David Race Bannon, 42, of Charlotte, North Carolina, claims to have worked for Interpol as a hit man, was arrested Friday, Jan. 27, in Boulder, Colo. for criminal impersonation. Various websites (including a cached version of his website) claim that Bannon has served as an expert witness in U.S. federal appellate court, and appeared on the Discovery Channel, Fox News Channel, A&E, The History Channel, TechTV and National Public Radio.
Jefferson County district attorney spokesman Carl Blesch said in a statement that Bannon didn't resist his arrest Friday at a Boulder restaurant. According to the Rocky Mountain News, Bannon was in Colorado "meeting with a group that was sponsoring his planned appearance today in Boulder."
That same article said CBI agents described Bannon as "'dumbfounded' when he was taken into custody."
Bannon is scheduled for his first district court appearance on Feb. 2. Bond was set at $5,000.
Bannon is the author of "Race Against Evil -- The Secret Missions of the Interpol Agent Who Tracked the World's Most Sinister Criminals.''
A press statement for Bannon's "Race Against Evil" book, claims that "at age 18, the American youth is recruited by Interpol after he is caught in a deadly riot in South Korea.
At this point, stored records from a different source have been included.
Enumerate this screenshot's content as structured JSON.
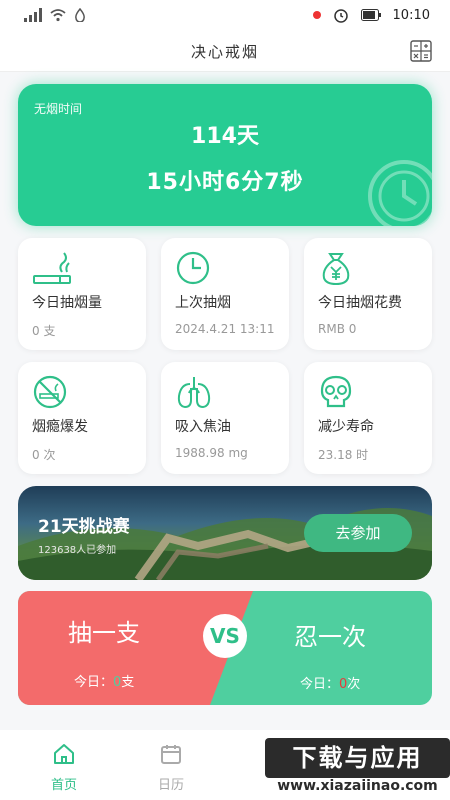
{
  "status": {
    "time": "10:10"
  },
  "header": {
    "title": "决心戒烟",
    "calc_icon": "calculator-icon"
  },
  "hero": {
    "label": "无烟时间",
    "days": "114天",
    "time": "15小时6分7秒",
    "icon": "clock-icon"
  },
  "stats": [
    {
      "name": "今日抽烟量",
      "value": "0 支",
      "icon": "cigarette-icon"
    },
    {
      "name": "上次抽烟",
      "value": "2024.4.21 13:11",
      "icon": "clock-icon"
    },
    {
      "name": "今日抽烟花费",
      "value": "RMB 0",
      "icon": "money-bag-icon"
    },
    {
      "name": "烟瘾爆发",
      "value": "0 次",
      "icon": "no-smoking-icon"
    },
    {
      "name": "吸入焦油",
      "value": "1988.98 mg",
      "icon": "lungs-icon"
    },
    {
      "name": "减少寿命",
      "value": "23.18 时",
      "icon": "skull-icon"
    }
  ],
  "challenge": {
    "title": "21天挑战赛",
    "participants": "123638人已参加",
    "button": "去参加"
  },
  "versus": {
    "smoke_label": "抽一支",
    "endure_label": "忍一次",
    "vs": "VS",
    "today_prefix": "今日：",
    "smoke_count": "0",
    "smoke_unit": "支",
    "endure_count": "0",
    "endure_unit": "次"
  },
  "tabs": [
    {
      "label": "首页",
      "icon": "home-icon",
      "active": true
    },
    {
      "label": "日历",
      "icon": "calendar-icon",
      "active": false
    }
  ],
  "watermark": {
    "title": "下载与应用",
    "url": "www.xiazaiinao.com"
  },
  "colors": {
    "accent": "#27cc93",
    "red": "#f36b6b",
    "green": "#4fcf9f"
  }
}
Over the next 15 years, Bannon is trained to work in the darkest regions of humanity, to deny societal inhibitors against killing and embrace the agency's role as deliverer of grim justice to evildoers beyond the reach of the law. His missions take him from investigating the bombing of KAL 858 and infiltrating prisons in Korea to the disappearance of London's most notorious child pornographer and searching out terrorists and criminals in the United States."
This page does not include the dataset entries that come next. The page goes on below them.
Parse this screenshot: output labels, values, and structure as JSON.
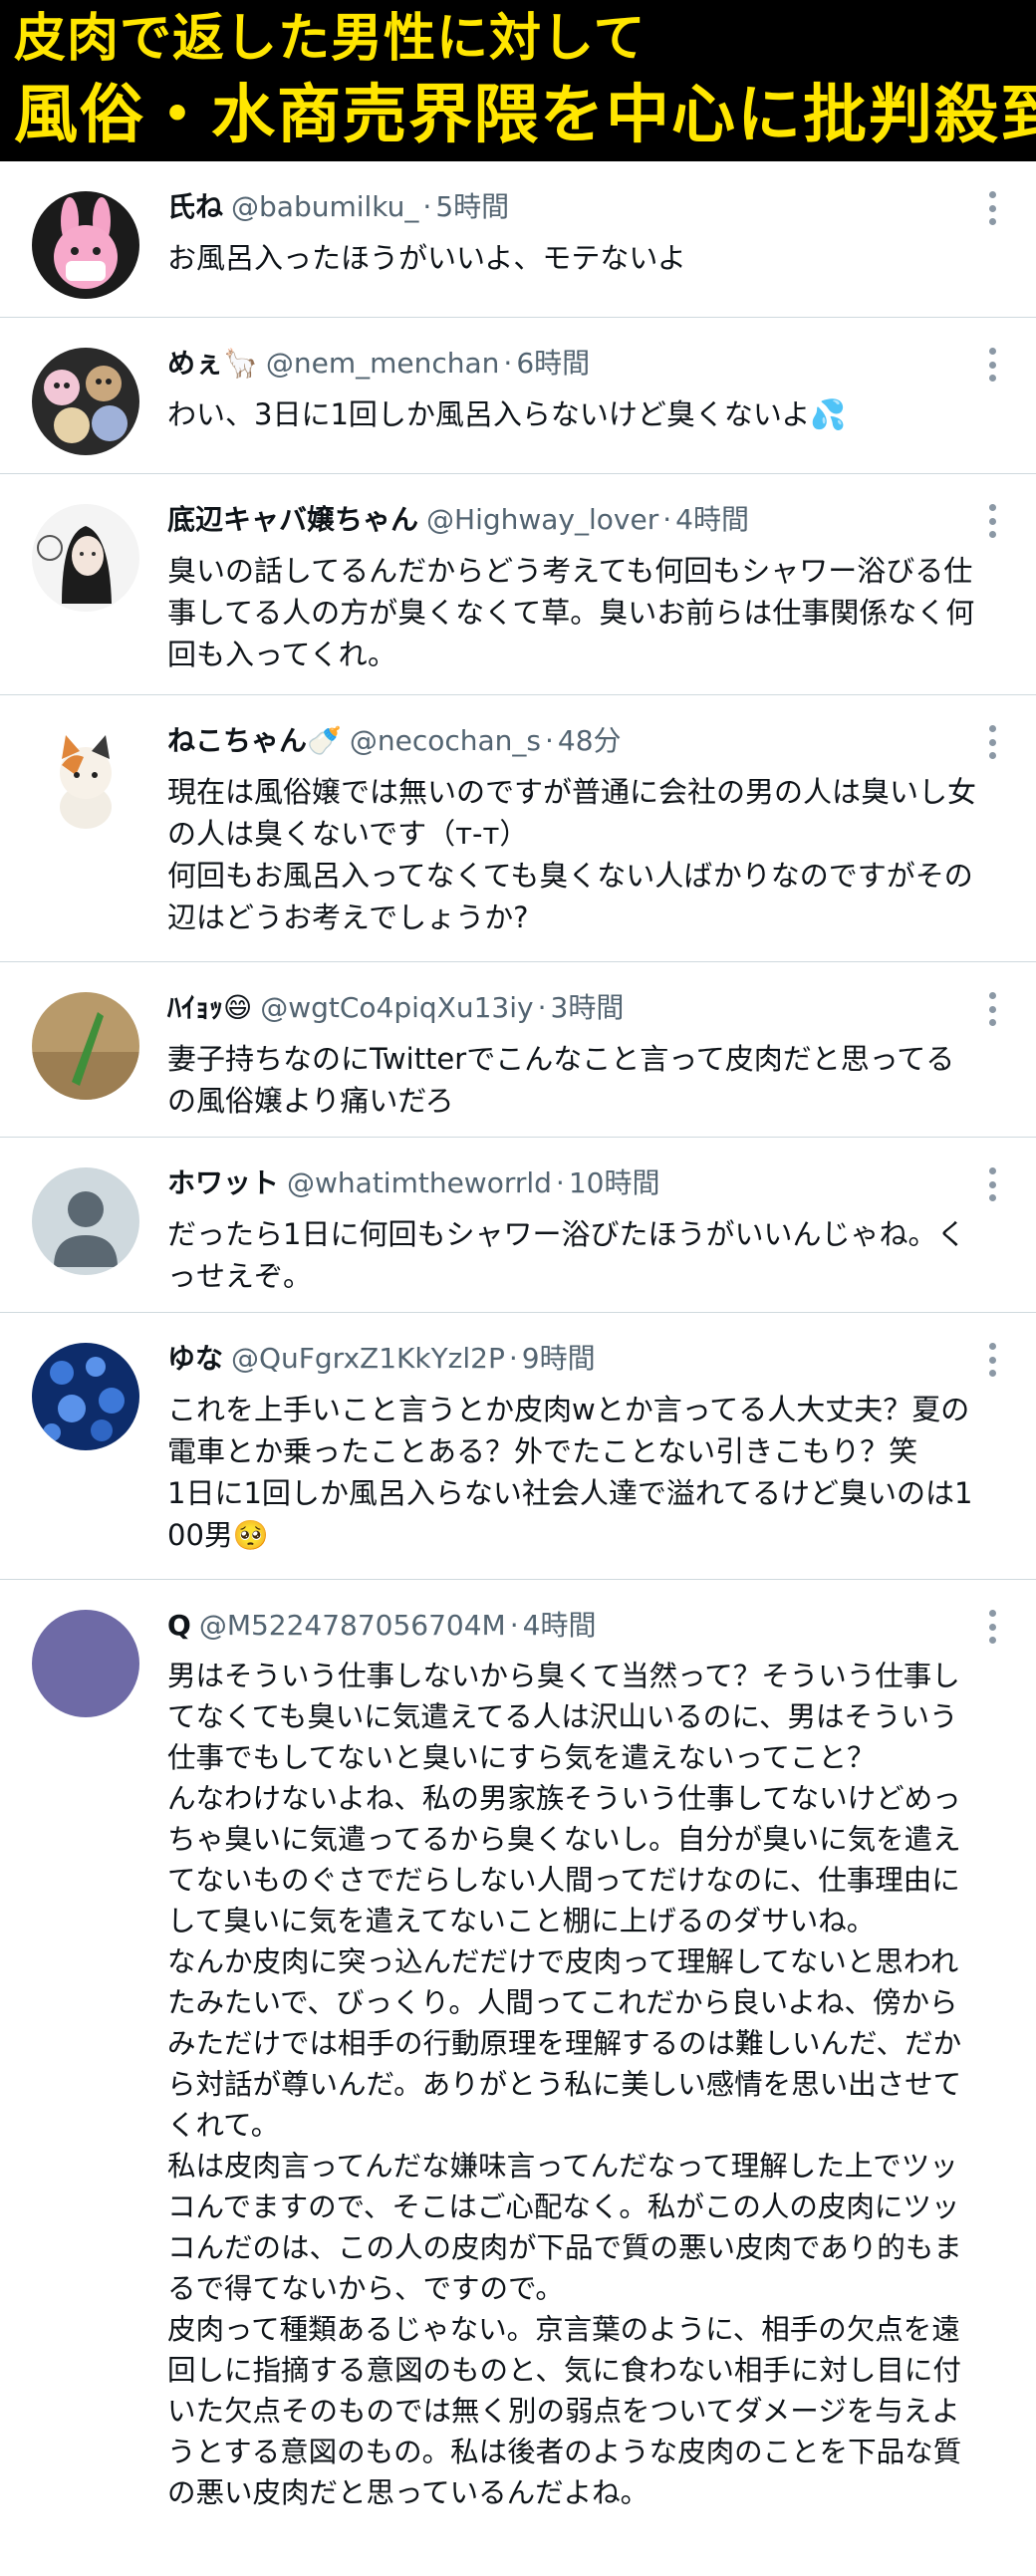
{
  "banner": {
    "line1": "皮肉で返した男性に対して",
    "line2": "風俗・水商売界隈を中心に批判殺到"
  },
  "tweets": [
    {
      "name": "氏ね",
      "handle": "@babumilku_",
      "time": "5時間",
      "text": "お風呂入ったほうがいいよ、モテないよ",
      "avatar_icon": "pink-bunny-mask-avatar"
    },
    {
      "name": "めぇ🦙",
      "handle": "@nem_menchan",
      "time": "6時間",
      "text": "わい、3日に1回しか風呂入らないけど臭くないよ💦",
      "avatar_icon": "cartoon-group-avatar"
    },
    {
      "name": "底辺キャバ嬢ちゃん",
      "handle": "@Highway_lover",
      "time": "4時間",
      "text": "臭いの話してるんだからどう考えても何回もシャワー浴びる仕事してる人の方が臭くなくて草。臭いお前らは仕事関係なく何回も入ってくれ。",
      "avatar_icon": "sketch-girl-avatar"
    },
    {
      "name": "ねこちゃん🍼",
      "handle": "@necochan_s",
      "time": "48分",
      "text": "現在は風俗嬢では無いのですが普通に会社の男の人は臭いし女の人は臭くないです（ᴛ-ᴛ）\n何回もお風呂入ってなくても臭くない人ばかりなのですがその辺はどうお考えでしょうか?",
      "avatar_icon": "calico-cat-avatar"
    },
    {
      "name": "ﾊｲｮｯ😄",
      "handle": "@wgtCo4piqXu13iy",
      "time": "3時間",
      "text": "妻子持ちなのにTwitterでこんなこと言って皮肉だと思ってるの風俗嬢より痛いだろ",
      "avatar_icon": "green-object-avatar"
    },
    {
      "name": "ホワット",
      "handle": "@whatimtheworrld",
      "time": "10時間",
      "text": "だったら1日に何回もシャワー浴びたほうがいいんじゃね。くっせえぞ。",
      "avatar_icon": "default-person-avatar"
    },
    {
      "name": "ゆな",
      "handle": "@QuFgrxZ1KkYzl2P",
      "time": "9時間",
      "text": "これを上手いこと言うとか皮肉wとか言ってる人大丈夫？夏の電車とか乗ったことある？外でたことない引きこもり？笑\n1日に1回しか風呂入らない社会人達で溢れてるけど臭いのは100男🥺",
      "avatar_icon": "blue-flowers-avatar"
    },
    {
      "name": "Q",
      "handle": "@M5224787056704M",
      "time": "4時間",
      "text": "男はそういう仕事しないから臭くて当然って？そういう仕事してなくても臭いに気遣えてる人は沢山いるのに、男はそういう仕事でもしてないと臭いにすら気を遣えないってこと？\nんなわけないよね、私の男家族そういう仕事してないけどめっちゃ臭いに気遣ってるから臭くないし。自分が臭いに気を遣えてないものぐさでだらしない人間ってだけなのに、仕事理由にして臭いに気を遣えてないこと棚に上げるのダサいね。\nなんか皮肉に突っ込んだだけで皮肉って理解してないと思われたみたいで、びっくり。人間ってこれだから良いよね、傍からみただけでは相手の行動原理を理解するのは難しいんだ、だから対話が尊いんだ。ありがとう私に美しい感情を思い出させてくれて。\n私は皮肉言ってんだな嫌味言ってんだなって理解した上でツッコんでますので、そこはご心配なく。私がこの人の皮肉にツッコんだのは、この人の皮肉が下品で質の悪い皮肉であり的もまるで得てないから、ですので。\n皮肉って種類あるじゃない。京言葉のように、相手の欠点を遠回しに指摘する意図のものと、気に食わない相手に対し目に付いた欠点そのものでは無く別の弱点をついてダメージを与えようとする意図のもの。私は後者のような皮肉のことを下品な質の悪い皮肉だと思っているんだよね。",
      "avatar_icon": "purple-circle-avatar"
    }
  ],
  "ui": {
    "separator": "·",
    "more_icon": "more-vertical-icon",
    "accent": "#ffe600",
    "muted": "#536471"
  }
}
It appears even Bannon's name is in question.
"The former David Wayne Dilley changed his name to Bannon in Spokane, Washington, in 1990, choosing the name because of the character Race Bannon in the classic Hanna-Barbera adventure cartoon 'Jonny Quest,'" according to the Mainichi Daily News.
Despite the similarity between Bannon's name and that of a cartoon character from Johnny Quest - specifically the trusty friend of Dr. Quest is called Race Bannon - his book has received support from some fringe groups.
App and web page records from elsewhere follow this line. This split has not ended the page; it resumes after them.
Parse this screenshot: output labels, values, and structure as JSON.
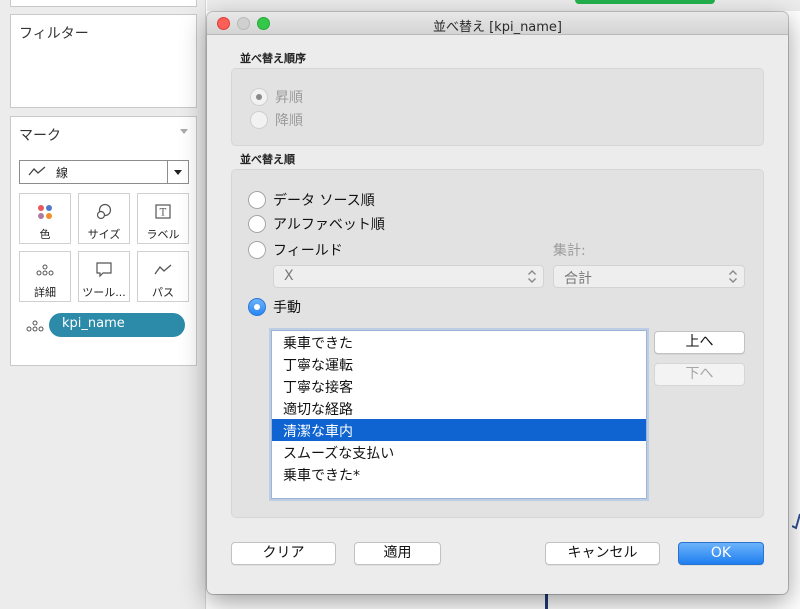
{
  "background": {
    "filters_title": "フィルター",
    "marks_title": "マーク",
    "mark_type": "線",
    "mark_buttons": [
      {
        "label": "色",
        "icon": "color-dots-icon"
      },
      {
        "label": "サイズ",
        "icon": "size-circles-icon"
      },
      {
        "label": "ラベル",
        "icon": "label-t-icon"
      },
      {
        "label": "詳細",
        "icon": "detail-dots-icon"
      },
      {
        "label": "ツール...",
        "icon": "tooltip-bubble-icon"
      },
      {
        "label": "パス",
        "icon": "path-line-icon"
      }
    ],
    "field_pill": "kpi_name"
  },
  "dialog": {
    "title": "並べ替え [kpi_name]",
    "sort_order": {
      "label": "並べ替え順序",
      "options": [
        "昇順",
        "降順"
      ],
      "selected": "昇順",
      "enabled": false
    },
    "sort_by": {
      "label": "並べ替え順",
      "options": [
        "データ ソース順",
        "アルファベット順",
        "フィールド",
        "手動"
      ],
      "selected": "手動",
      "field_value": "X",
      "aggregation_label": "集計:",
      "aggregation_value": "合計"
    },
    "manual_list": {
      "items": [
        "乗車できた",
        "丁寧な運転",
        "丁寧な接客",
        "適切な経路",
        "清潔な車内",
        "スムーズな支払い",
        "乗車できた*"
      ],
      "selected_index": 4
    },
    "buttons": {
      "up": "上へ",
      "down": "下へ",
      "clear": "クリア",
      "apply": "適用",
      "cancel": "キャンセル",
      "ok": "OK"
    }
  },
  "colors": {
    "pill": "#2c8ba9",
    "selection": "#0f64d2",
    "accent_blue": "#2a86f3"
  }
}
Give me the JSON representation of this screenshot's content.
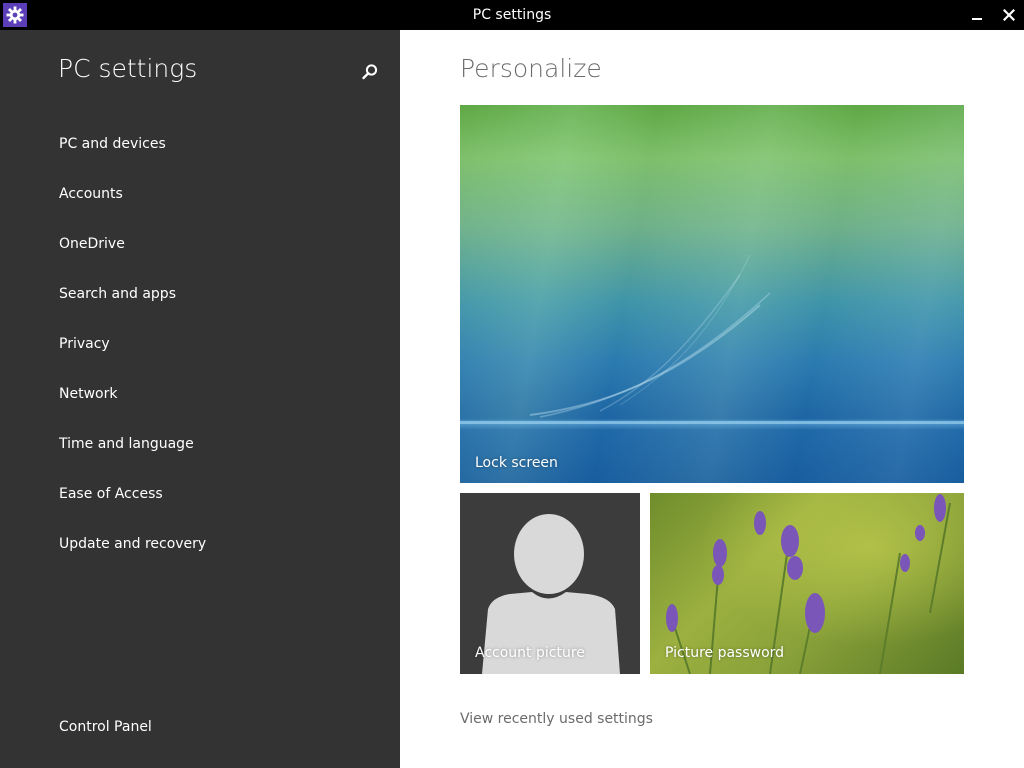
{
  "window": {
    "title": "PC settings",
    "app_icon": "gear-icon",
    "minimize_icon": "minimize-icon",
    "close_icon": "close-icon"
  },
  "sidebar": {
    "title": "PC settings",
    "search_icon": "search-icon",
    "items": [
      {
        "label": "PC and devices"
      },
      {
        "label": "Accounts"
      },
      {
        "label": "OneDrive"
      },
      {
        "label": "Search and apps"
      },
      {
        "label": "Privacy"
      },
      {
        "label": "Network"
      },
      {
        "label": "Time and language"
      },
      {
        "label": "Ease of Access"
      },
      {
        "label": "Update and recovery"
      }
    ],
    "footer_link": "Control Panel"
  },
  "main": {
    "title": "Personalize",
    "tiles": {
      "lock_screen": "Lock screen",
      "account_picture": "Account picture",
      "picture_password": "Picture password"
    },
    "recent_link": "View recently used settings"
  },
  "colors": {
    "titlebar_bg": "#000000",
    "sidebar_bg": "#333333",
    "accent": "#5b3fb8",
    "main_bg": "#ffffff",
    "muted_text": "#6b6b6b"
  }
}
"I wish more people would bring this tragic occurance to light. As a mother and a youth leader, I had no idea how much of this was going on in the world. I knew about child abduction and child abuse and have tryed educating parents and teens about safety," reads one reviewer, while another at the same website wrote "This is a fascinating, hair-raising, sometimes hilarious and sometimes tragic account of the brave men and women who went behind the lines in child sex slavery rings." Both those reviewers were anonymous.
But as far back as 2004 Interpol has been saying that Bannon's history is fiction.
Working in collaboration with the U.S. National Central Bureau of Interpol, the Interpol General Secretariat (Lyon, France), and other Interpol member countries, the Colorado Bureau of Investigation said Bannon's credentials are bogus and his efforts to profit from the deception to be illegal. He is charged with criminal impersonation, computer crime and attempted theft.
"Interpol's General Secretariat in Lyon has no record of David Race Bannon having been employed and no knowledge of individuals mentioned in Mr. Bannon's book. Interpol exists to facilitate the exchan
Robert Steven Duncan is a consultant and a widely published foreign correspondent who lives in Spain. Besides having articles appearing in WSJ, Barron's, Smart Money, Newsweek, the National Catholic Register and many other places, he has held various leadership posts in the communication sector. He publishes the "RSD Report" at http://www.robertstevenduncan.com